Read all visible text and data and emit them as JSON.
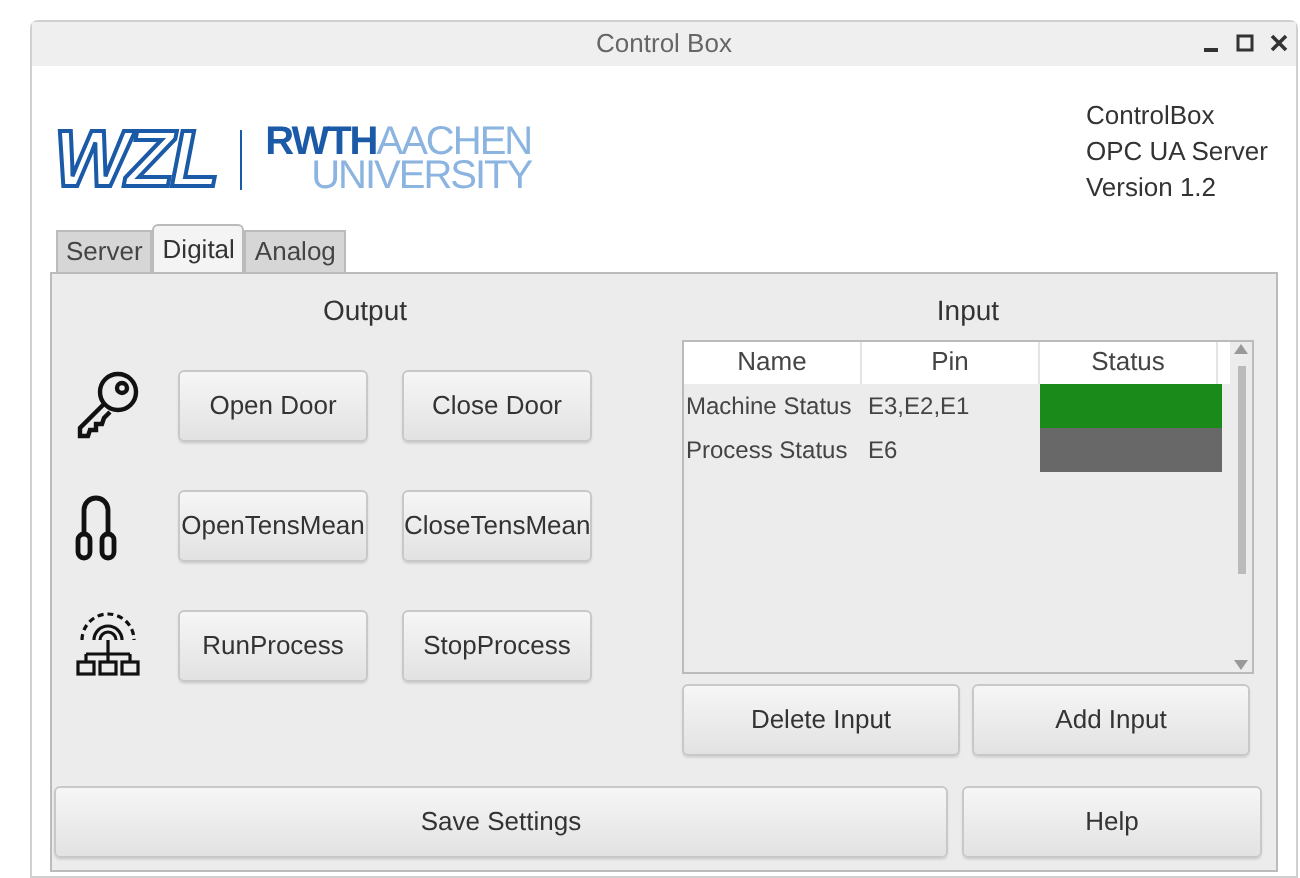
{
  "window": {
    "title": "Control Box"
  },
  "logo": {
    "left": "WZL",
    "brand": "RWTH",
    "city": "AACHEN",
    "line2": "UNIVERSITY"
  },
  "info": [
    "ControlBox",
    "OPC UA Server",
    "Version 1.2"
  ],
  "tabs": [
    {
      "label": "Server",
      "selected": false
    },
    {
      "label": "Digital",
      "selected": true
    },
    {
      "label": "Analog",
      "selected": false
    }
  ],
  "output": {
    "title": "Output",
    "rows": [
      {
        "kind": "key",
        "buttons": [
          "Open Door",
          "Close Door"
        ]
      },
      {
        "kind": "clamp",
        "buttons": [
          "OpenTensMean",
          "CloseTensMean"
        ]
      },
      {
        "kind": "process",
        "buttons": [
          "RunProcess",
          "StopProcess"
        ]
      }
    ]
  },
  "input": {
    "title": "Input",
    "columns": [
      "Name",
      "Pin",
      "Status"
    ],
    "rows": [
      {
        "name": "Machine Status",
        "pin": "E3,E2,E1",
        "color": "#1a8a1a"
      },
      {
        "name": "Process Status",
        "pin": "E6",
        "color": "#686868"
      }
    ],
    "buttons": [
      "Delete Input",
      "Add Input"
    ]
  },
  "footer": [
    "Save Settings",
    "Help"
  ]
}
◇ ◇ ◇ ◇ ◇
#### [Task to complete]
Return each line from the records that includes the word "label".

#### [Output of the task]
      "label": "Server",
      "label": "Digital",
      "label": "Analog",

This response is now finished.